[5] Greeson, J.M. (2008). Mindfulness research update: 2008. Complementary Health Practice Review 14, 10–8.

[6] Carson, J.W., Carson, K.M., Gil, K.M. & Baucom, D.H. (2004). Mindfulness-based relationship enhancement. Behavior Therapy. 35, 471–494.

[7] Astin, J.A. (1997). Stress reduction through mindfulness meditation. Psychotherapy and Psychosomatics, 66, 97–106.

[8] Greeson, J. & Brantley, J. (2009). Mindfulness and Anxiety Disorders: Developing a Wise Relationship with the Inner Experience of Fear. In: F. Didonna. Clinical Handbook of Mindfulness. New York: Springer, pp. 171–189.

[9] Williams, J. (2008). Mindfulness, depression and modes of mind. Cognitive Therapy and Research, 32 (6), 721–733.

[10] Chiesa, A. & Serretti, A. (2014). Are Mindfulness-Based Interventions Effective for Substance Use Disorders? A Systematic Review of the Evidence. Substance Use & Misuse, 49 (5), 492–512.

[11] McCracken, L.M., Gauntlett-Gilbert, J. & Vowles, K.E. (2007). The role of Mindfulness in a contextual cognitive behavioral analysis of chronic pain-related suffering and disability. Pain, 131, 63–69.

[12] Halliwell, E. (2010). “Mindfulness Report.” Mental Health Foundation. Available at: [Accessed on 05/11/15].

[13] Mindfulness All-Party Parliamentary Group (2015). “Mindful Nation UK.” Available at: [Accessed on 05/11/15].

[14] Oxford Mindfulness Centre. “Learn Mindfulness.” Available at: [Accessed on 05/11/15].

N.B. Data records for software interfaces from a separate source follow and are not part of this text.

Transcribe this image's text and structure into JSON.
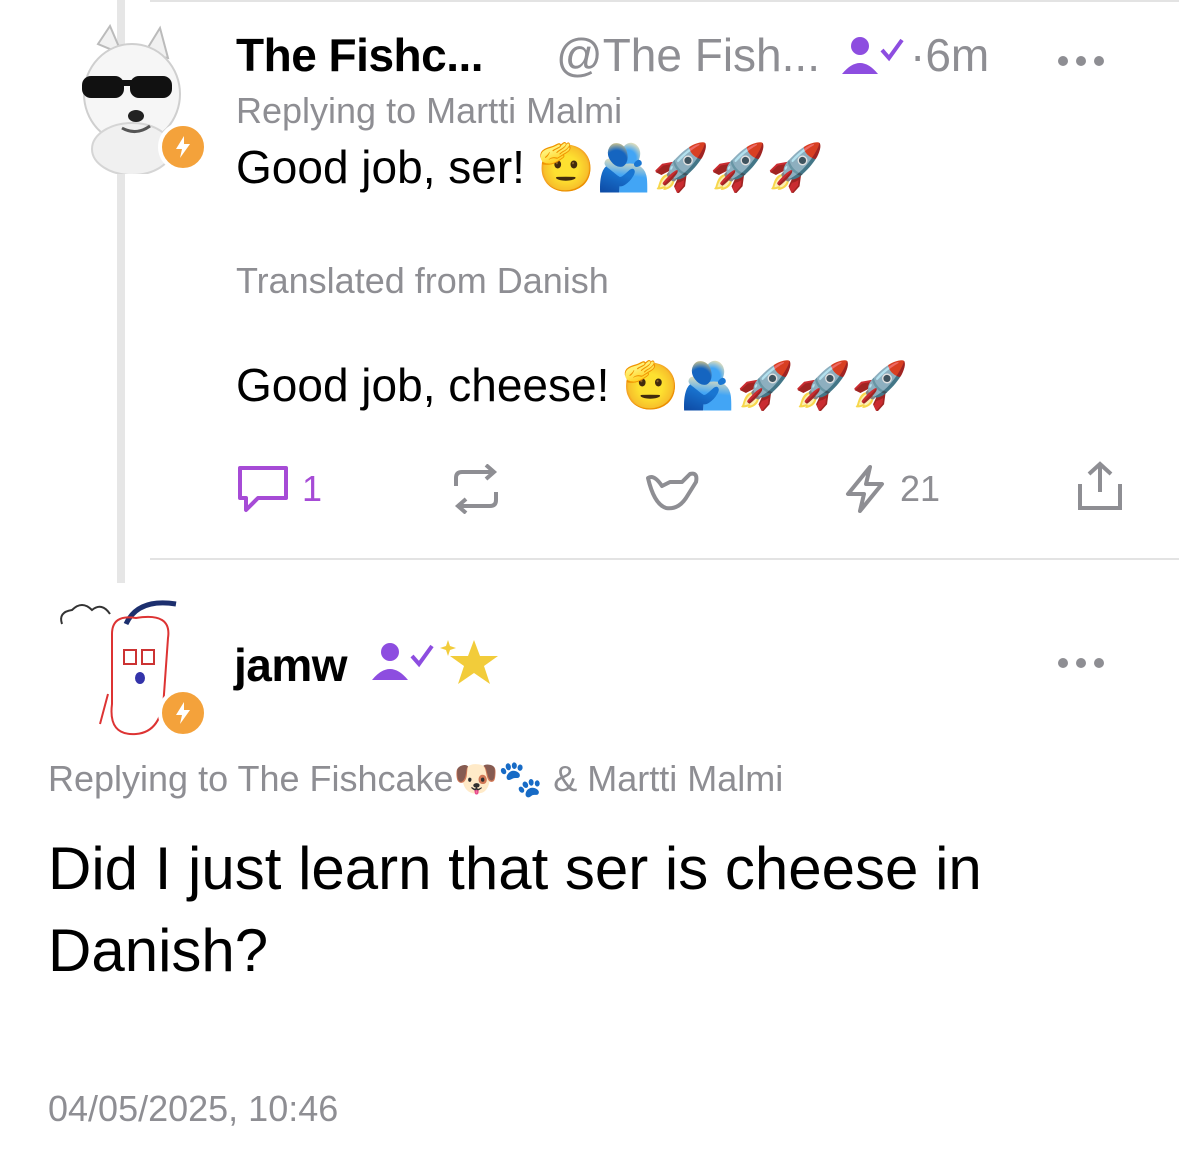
{
  "reply_post": {
    "author_name": "The Fishc...",
    "handle": "@The Fish...",
    "time": "·6m",
    "replying_to": "Replying to Martti Malmi",
    "content": "Good job, ser!",
    "content_emojis": "🫡🫂🚀🚀🚀",
    "translated_label": "Translated from Danish",
    "translated_text": "Good job, cheese!",
    "translated_emojis": "🫡🫂🚀🚀🚀",
    "actions": {
      "comments_count": "1",
      "zaps_count": "21"
    }
  },
  "main_post": {
    "author_name": "jamw",
    "replying_to_prefix": "Replying to The Fishcake",
    "replying_to_emojis": "🐶🐾",
    "replying_to_suffix": " & Martti Malmi",
    "content": "Did I just learn that ser is cheese in Danish?",
    "date": "04/05/2025, 10:46"
  },
  "colors": {
    "accent": "#a64bd6",
    "verified": "#8d4de0",
    "zap": "#f4a23b",
    "muted": "#8e8e93",
    "star": "#f2cc3a"
  }
}
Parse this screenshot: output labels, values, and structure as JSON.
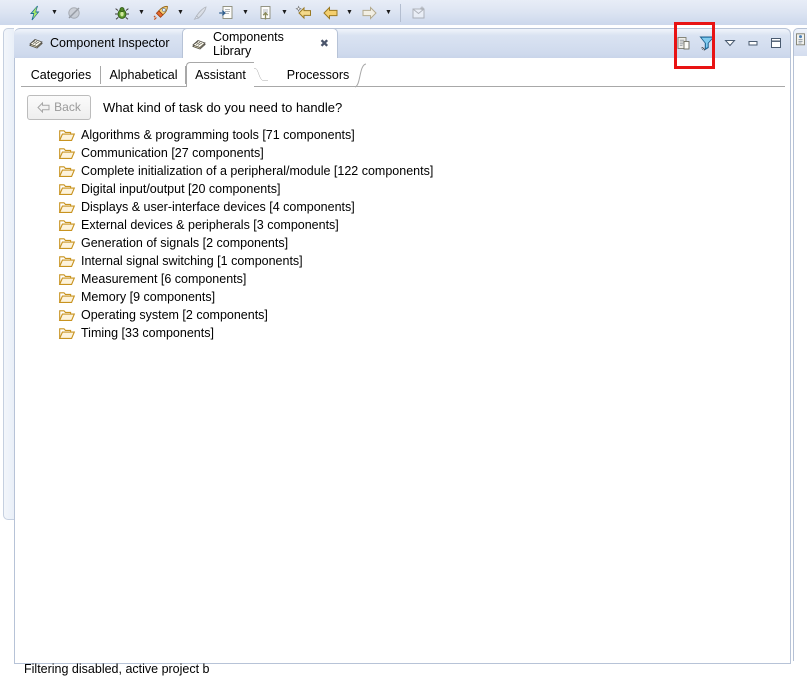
{
  "toolbar": {
    "items": [
      {
        "name": "run-icon",
        "label": "Run",
        "has_dropdown": true,
        "enabled": true
      },
      {
        "name": "disabled-globe-icon",
        "label": "Disabled Tool",
        "has_dropdown": false,
        "enabled": false
      },
      {
        "name": "debug-bug-icon",
        "label": "Debug",
        "has_dropdown": true,
        "enabled": true
      },
      {
        "name": "build-rocket-icon",
        "label": "Build",
        "has_dropdown": true,
        "enabled": true
      },
      {
        "name": "pen-icon",
        "label": "Edit",
        "has_dropdown": false,
        "enabled": false
      },
      {
        "name": "import-document-icon",
        "label": "Import",
        "has_dropdown": true,
        "enabled": true
      },
      {
        "name": "export-document-icon",
        "label": "Export",
        "has_dropdown": true,
        "enabled": true
      },
      {
        "name": "back-star-arrow-icon",
        "label": "Back To",
        "has_dropdown": false,
        "enabled": true
      },
      {
        "name": "back-arrow-icon",
        "label": "Back",
        "has_dropdown": true,
        "enabled": true
      },
      {
        "name": "forward-arrow-icon",
        "label": "Forward",
        "has_dropdown": true,
        "enabled": false
      },
      {
        "name": "new-window-icon",
        "label": "New Window",
        "has_dropdown": false,
        "enabled": false
      }
    ]
  },
  "view_tabs": [
    {
      "label": "Component Inspector",
      "icon": "components-icon",
      "selected": false,
      "closable": false
    },
    {
      "label": "Components Library",
      "icon": "components-icon",
      "selected": true,
      "closable": true,
      "close_glyph": "✖"
    }
  ],
  "view_toolbar": {
    "buttons": [
      {
        "name": "copy-document-icon",
        "tooltip": "Copy"
      },
      {
        "name": "filter-funnel-icon",
        "tooltip": "Filter",
        "highlighted": true
      },
      {
        "name": "view-menu-chevron-icon",
        "tooltip": "View Menu"
      },
      {
        "name": "minimize-icon",
        "tooltip": "Minimize"
      },
      {
        "name": "maximize-icon",
        "tooltip": "Maximize"
      }
    ],
    "highlight_color": "#e81313"
  },
  "inner_tabs": [
    {
      "label": "Categories",
      "selected": false
    },
    {
      "label": "Alphabetical",
      "selected": false
    },
    {
      "label": "Assistant",
      "selected": true
    },
    {
      "label": "Processors",
      "selected": false
    }
  ],
  "assistant": {
    "back_label": "Back",
    "back_enabled": false,
    "back_icon": "left-arrow-icon",
    "question": "What kind of task do you need to handle?"
  },
  "categories": [
    {
      "icon": "folder-icon",
      "label": "Algorithms & programming tools [71 components]"
    },
    {
      "icon": "folder-icon",
      "label": "Communication [27 components]"
    },
    {
      "icon": "folder-icon",
      "label": "Complete initialization of a peripheral/module [122 components]"
    },
    {
      "icon": "folder-icon",
      "label": "Digital input/output [20 components]"
    },
    {
      "icon": "folder-icon",
      "label": "Displays & user-interface devices [4 components]"
    },
    {
      "icon": "folder-icon",
      "label": "External devices & peripherals [3 components]"
    },
    {
      "icon": "folder-icon",
      "label": "Generation of signals [2 components]"
    },
    {
      "icon": "folder-icon",
      "label": "Internal signal switching [1 components]"
    },
    {
      "icon": "folder-icon",
      "label": "Measurement [6 components]"
    },
    {
      "icon": "folder-icon",
      "label": "Memory [9 components]"
    },
    {
      "icon": "folder-icon",
      "label": "Operating system [2 components]"
    },
    {
      "icon": "folder-icon",
      "label": "Timing [33 components]"
    }
  ],
  "status_bar": {
    "text": "Filtering disabled, active project b"
  },
  "right_stack": {
    "icon": "properties-icon"
  }
}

[15] Hanh, T.N. (1976). Miracle of Mindfulness. Boston: Beacon.

[16] Williams, J.M.G. & Kuyken, W. (2012). Mindfulness-based cognitive therapy: a promising new approach to preventing depressive relapse. The British Journal of Psychiatry, 200 (5), 359–360.

[17] “Understanding Mindfulness: MBCT.” Available at: [Accessed on 05/11/15].

[18] “Understanding Mindfulness: MBSR.” Available at: [Accessed on 05/11/15].

[19] Irving, J.A., Dobkin, P.L. & Park, J. (2009). Cultivating mindfulness in health care professionals: A review of empirical studies of mindfulness-based stress reduction (MBSR). Complementary Therapies in Clinical Practice, 15, 61–66.

[20] Halliwell, E. (2010). “Mindfulness Report.” Mental Health Foundation. Available at: [Accessed on 05/11/15].

[21] Fjorback, L.O., Arendt, M., Ornbol, E., Fink, P. & Walach, H. (2011). Mindfulness-Based Stress Reduction and Mindfulness-Based Cognitive Therapy – A Systematic Review of Randomized Controlled Trials. Acta Psychiatr Scand, 1–18.

[22] NHS Choices (2013). “Mindfulness for Mental Wellbeing.” Available at: [Accessed on 05/11/15].

[23] NICE (2009). Depression in adults: recognition and management. Clinical Guideline 90. Available at: [Accessed on 17/11/15].

[24] Stelter, R. (2009). Experiencing mindfulness meditation – a client narrative perspective. International Journal of Qualitative studies on Health and Well-being, 4, 145–158.

[25] Krushe, A., Cyhlarova, E. & Williams, J.M.G. (2013). Mindfulness online: an evaluation of the feasibility of a web-based mindfulness course for stress, anxiety and depression. BMJ Open, 3 (11), e003498.

[26] Mental Health Foundation. “ – Evidence and Research Information.” Available at: [Accessed on 05/11/15].